Some of these include moving house, changes to the house (such as dramatically moved around furniture or decoration), loss of a person to whom the cat was attached, and a human’s illness. Once you have figured out what the root of your cat’s stress is, you can go about trying to help you cat in adjusting to the changed circumstances.
It is also very important to ensure that your cat has lots of affection, attention, and quiet time. These things will help to calm your cat, and sooth her feelings.
How to recognize the “I’m stressed” meow: A longer, more plaintive-than-usual meow can mean your cat is stressed, worried or anxious. Also look for other signs of cat stress like excessive licking or grooming as well as other abnormal behavior accompanying the meows.
The “I’m Lonely!” Meow
Contrary to the usual stereotypes, cats need lots of interaction and can feel very lonely when you are away. Make sure to enrich your cat’s life in fun, positive ways, and to give her lots of ways to keep herself occupied during the day. You can put out puzzle feeders for her to work out, and always leave toys out. Cat entertainment videos and getting a second cat can also help sooth kitty loneliness.
How to recognize the “I’m lonely” meow: Much like the attention getting meows, younger cats’ meows can sound sad and plaintive, little heart-breaking mews that are impossible to ignore. For older cats, look more for the frequency of meows – rapid fire, insistent meows most likely mean hey, look at me and play with me and pet me and love me.
The “I’m Old and a Bit Confused” Meow
Remember that cats suffer many of the same effects of aging that humans experience. Elderly cats can suffer from cognitive dysfunction and confusion. Make sure to stay sensitive to your cat’s needs. If you find that a lot of the meowing happens at night, consider using a nightlight to help your cat feel reassured and in greater control of her surroundings.
How to recognize the “old and confused” meow: If your cat is getting on in years and meows randomly at things and situations she never used to give a meow over, the chances are it’s likely she’s just a bit confused.
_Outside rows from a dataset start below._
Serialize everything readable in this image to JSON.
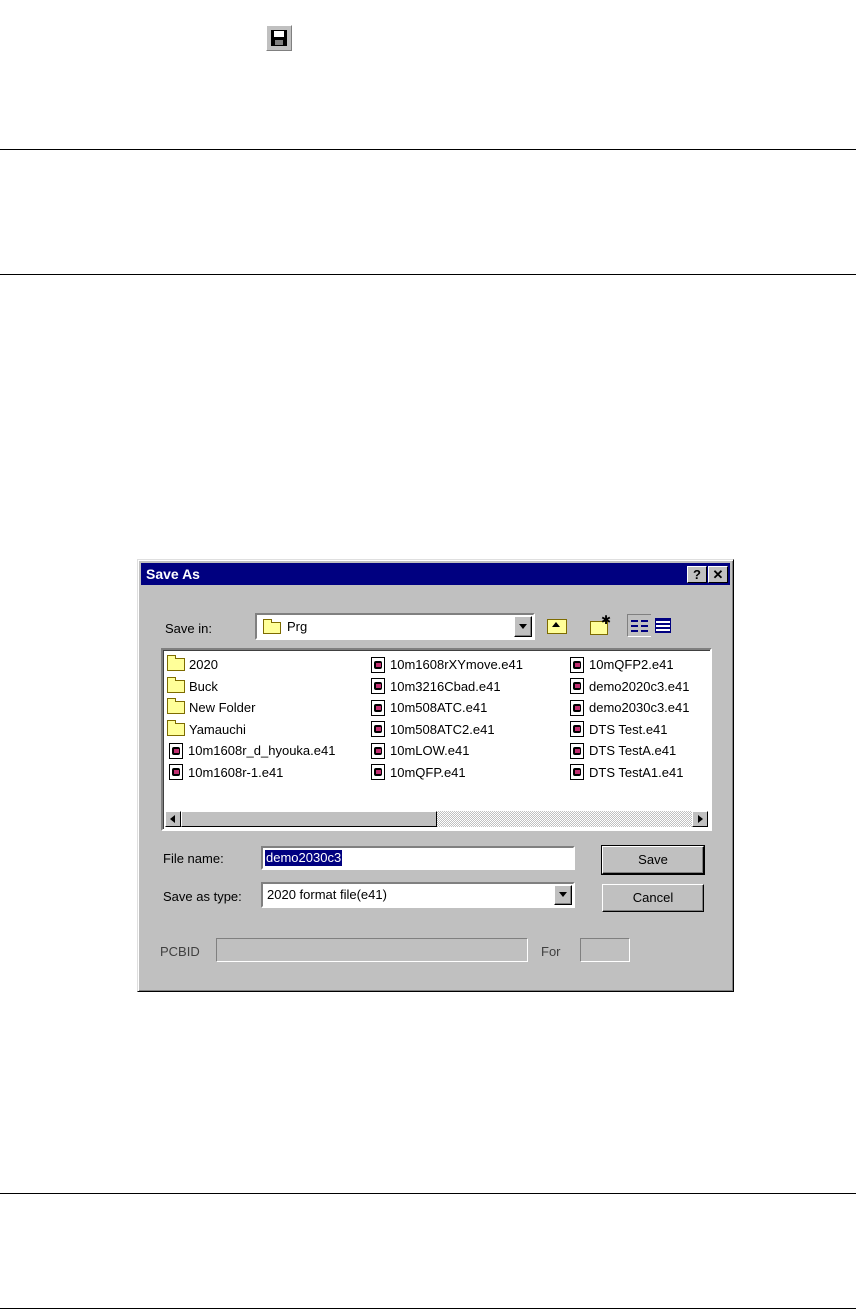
{
  "dialog": {
    "title": "Save As",
    "help_button": "?",
    "close_button": "✕",
    "save_in_label": "Save in:",
    "save_in_value": "Prg",
    "files": {
      "column1": [
        {
          "name": "2020",
          "kind": "folder"
        },
        {
          "name": "Buck",
          "kind": "folder"
        },
        {
          "name": "New Folder",
          "kind": "folder"
        },
        {
          "name": "Yamauchi",
          "kind": "folder"
        },
        {
          "name": "10m1608r_d_hyouka.e41",
          "kind": "file"
        },
        {
          "name": "10m1608r-1.e41",
          "kind": "file"
        }
      ],
      "column2": [
        {
          "name": "10m1608rXYmove.e41",
          "kind": "file"
        },
        {
          "name": "10m3216Cbad.e41",
          "kind": "file"
        },
        {
          "name": "10m508ATC.e41",
          "kind": "file"
        },
        {
          "name": "10m508ATC2.e41",
          "kind": "file"
        },
        {
          "name": "10mLOW.e41",
          "kind": "file"
        },
        {
          "name": "10mQFP.e41",
          "kind": "file"
        }
      ],
      "column3": [
        {
          "name": "10mQFP2.e41",
          "kind": "file"
        },
        {
          "name": "demo2020c3.e41",
          "kind": "file"
        },
        {
          "name": "demo2030c3.e41",
          "kind": "file"
        },
        {
          "name": "DTS Test.e41",
          "kind": "file"
        },
        {
          "name": "DTS TestA.e41",
          "kind": "file"
        },
        {
          "name": "DTS TestA1.e41",
          "kind": "file"
        }
      ]
    },
    "file_name_label": "File name:",
    "file_name_value": "demo2030c3",
    "save_as_type_label": "Save as type:",
    "save_as_type_value": "2020 format file(e41)",
    "save_button": "Save",
    "cancel_button": "Cancel",
    "pcbid_label": "PCBID",
    "for_label": "For"
  }
}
But it can be due to another, more serious cause as well…
The “I’m Not Feeling Well” Meow
If your cat is meowing more than she usually does, or if her meows seem more urgent or are different in character in some way, make sure to have her checked out by the vet. Cats don’t necessarily cry out if they’re in pain – they can just as well become silent or resort to more insistent, more frequent meows.
Some possible medical causes of excessive meowing can include:
- Urination problems
- Urinary tract infections
- Kidney disease
- Overactive thyroid
Those are just a few of the possible medical causes that could be behind your cat’s massive amount of meowing. Your vet will be able to examine and test your cat and find out for certain what is ailing your kitty.
You should be especially vigilant when it comes to elderly cats since excessive meowing can be a result of an overactive thyroid or kidney disease. Make sure to clear any strange meowing patterns with you vet just to be sure.